Rocky Balboa, club fighter from the mean streets of Philadelphia, gets an unlikely shot at the heavyweight championship of the world by taking on champion Apollo Creed. The irresistible story of the boxer who gives his all to win the championship title won Oscars for Best Picture and Best Director and catapulted Sylvester Stallone to superstardom.
The only remaining evidence that Sylvester Stallone might have had a respectable career, this 1976 Oscar® winner (for Best Picture, Director, and Editing) is still the quintessential ode to an underdog and one of the best boxing movies ever made. After writing the script about a two-bit boxer who gets a "million-to-one shot" against the world heavyweight champion, Stallone insisted that he star in the title role, and his equally unknown status helped to catapult him (and this rousing film) to overnight success. The story is familiar, but it's handled with such vitality and emotional honesty that you can't help but leap and cheer for Rocky Balboa, the chump-turned-champ who stuns the boxing world with the support of his timid girlfriend Adrian (Talia Shire) and grizzled trainer Gus (Burgess Meredith). Oscar nominations went to all the lead actors (including Burt Young as Adrian's hot-tempered brother), but four sequels could never top the universal appeal of this low-budget crowd pleaser. --Jeff Shannon

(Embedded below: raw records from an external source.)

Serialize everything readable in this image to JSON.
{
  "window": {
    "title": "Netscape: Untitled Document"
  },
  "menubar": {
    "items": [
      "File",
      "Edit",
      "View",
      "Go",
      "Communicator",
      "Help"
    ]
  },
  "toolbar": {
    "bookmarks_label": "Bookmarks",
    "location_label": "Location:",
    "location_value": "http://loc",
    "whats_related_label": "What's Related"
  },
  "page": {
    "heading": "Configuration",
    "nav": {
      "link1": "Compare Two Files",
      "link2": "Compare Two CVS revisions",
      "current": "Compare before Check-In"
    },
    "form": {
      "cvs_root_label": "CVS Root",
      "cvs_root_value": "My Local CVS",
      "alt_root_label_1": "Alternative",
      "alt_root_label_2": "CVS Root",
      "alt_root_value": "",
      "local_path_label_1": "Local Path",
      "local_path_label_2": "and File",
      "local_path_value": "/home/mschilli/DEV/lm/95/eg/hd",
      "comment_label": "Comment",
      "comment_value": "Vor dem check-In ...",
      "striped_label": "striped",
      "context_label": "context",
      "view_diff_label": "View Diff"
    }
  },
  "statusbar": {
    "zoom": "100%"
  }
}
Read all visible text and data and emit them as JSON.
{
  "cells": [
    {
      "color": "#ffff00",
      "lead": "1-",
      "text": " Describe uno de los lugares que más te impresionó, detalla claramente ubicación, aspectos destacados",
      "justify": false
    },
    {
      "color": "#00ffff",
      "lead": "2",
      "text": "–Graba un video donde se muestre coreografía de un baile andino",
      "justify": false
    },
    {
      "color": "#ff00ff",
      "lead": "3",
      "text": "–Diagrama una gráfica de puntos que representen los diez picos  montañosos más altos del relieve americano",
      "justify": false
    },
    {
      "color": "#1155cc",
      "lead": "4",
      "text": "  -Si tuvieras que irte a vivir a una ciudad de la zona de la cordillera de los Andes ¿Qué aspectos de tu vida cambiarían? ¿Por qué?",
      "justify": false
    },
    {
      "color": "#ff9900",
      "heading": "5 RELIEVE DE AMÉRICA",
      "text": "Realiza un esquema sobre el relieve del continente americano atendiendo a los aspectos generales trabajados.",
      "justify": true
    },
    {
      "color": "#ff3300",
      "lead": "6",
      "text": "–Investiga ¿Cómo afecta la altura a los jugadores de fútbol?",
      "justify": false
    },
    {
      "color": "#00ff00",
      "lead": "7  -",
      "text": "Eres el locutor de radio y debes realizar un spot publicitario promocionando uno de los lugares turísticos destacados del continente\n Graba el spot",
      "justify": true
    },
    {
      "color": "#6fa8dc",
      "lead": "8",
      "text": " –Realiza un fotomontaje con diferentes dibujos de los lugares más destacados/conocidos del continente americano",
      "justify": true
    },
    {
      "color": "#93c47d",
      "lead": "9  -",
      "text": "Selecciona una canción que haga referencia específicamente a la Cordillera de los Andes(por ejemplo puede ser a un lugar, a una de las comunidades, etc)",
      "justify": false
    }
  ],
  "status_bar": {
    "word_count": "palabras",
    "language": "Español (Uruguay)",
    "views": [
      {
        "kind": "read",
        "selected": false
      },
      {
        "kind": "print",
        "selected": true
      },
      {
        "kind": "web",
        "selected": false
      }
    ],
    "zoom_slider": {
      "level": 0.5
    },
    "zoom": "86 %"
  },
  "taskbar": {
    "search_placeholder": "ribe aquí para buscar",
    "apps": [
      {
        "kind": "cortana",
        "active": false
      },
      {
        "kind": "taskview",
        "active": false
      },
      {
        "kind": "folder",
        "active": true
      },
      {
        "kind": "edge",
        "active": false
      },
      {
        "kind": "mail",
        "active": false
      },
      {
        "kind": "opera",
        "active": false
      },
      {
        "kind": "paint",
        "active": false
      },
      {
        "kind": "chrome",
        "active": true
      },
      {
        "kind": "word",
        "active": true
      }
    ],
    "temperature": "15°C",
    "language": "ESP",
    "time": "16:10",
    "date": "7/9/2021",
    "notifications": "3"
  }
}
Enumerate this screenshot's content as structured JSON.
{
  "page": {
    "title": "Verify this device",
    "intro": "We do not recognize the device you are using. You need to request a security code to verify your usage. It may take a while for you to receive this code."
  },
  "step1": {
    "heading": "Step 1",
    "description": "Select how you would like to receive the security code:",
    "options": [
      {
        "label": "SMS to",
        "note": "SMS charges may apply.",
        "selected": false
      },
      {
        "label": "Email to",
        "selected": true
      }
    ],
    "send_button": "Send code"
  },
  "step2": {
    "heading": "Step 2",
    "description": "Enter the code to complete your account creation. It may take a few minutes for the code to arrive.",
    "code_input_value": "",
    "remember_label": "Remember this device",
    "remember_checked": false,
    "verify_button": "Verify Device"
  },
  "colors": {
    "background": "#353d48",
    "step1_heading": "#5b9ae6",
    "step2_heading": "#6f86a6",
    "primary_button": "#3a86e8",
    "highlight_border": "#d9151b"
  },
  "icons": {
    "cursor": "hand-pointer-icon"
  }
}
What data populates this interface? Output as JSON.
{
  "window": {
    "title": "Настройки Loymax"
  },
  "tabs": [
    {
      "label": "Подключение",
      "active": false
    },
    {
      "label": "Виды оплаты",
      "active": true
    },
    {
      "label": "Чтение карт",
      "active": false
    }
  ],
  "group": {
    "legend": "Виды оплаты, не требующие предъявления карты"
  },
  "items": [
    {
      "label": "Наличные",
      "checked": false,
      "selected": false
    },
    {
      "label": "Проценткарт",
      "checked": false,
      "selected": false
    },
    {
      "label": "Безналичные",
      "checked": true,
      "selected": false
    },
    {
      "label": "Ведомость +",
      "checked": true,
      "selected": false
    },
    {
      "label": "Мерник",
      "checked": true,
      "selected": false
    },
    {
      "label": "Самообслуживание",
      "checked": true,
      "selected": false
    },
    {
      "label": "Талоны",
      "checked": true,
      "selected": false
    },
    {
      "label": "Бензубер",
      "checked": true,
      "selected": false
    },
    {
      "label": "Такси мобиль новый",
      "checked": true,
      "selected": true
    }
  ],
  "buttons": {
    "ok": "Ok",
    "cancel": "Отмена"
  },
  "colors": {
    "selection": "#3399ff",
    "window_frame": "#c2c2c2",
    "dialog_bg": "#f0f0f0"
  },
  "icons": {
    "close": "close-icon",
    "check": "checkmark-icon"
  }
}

Making Of with director John Avildsen Deleted Footage 33 min. video commentary by Sylvester Stallone Tributes to Burgess Meredith and cinematographer James Crabe Advertising materials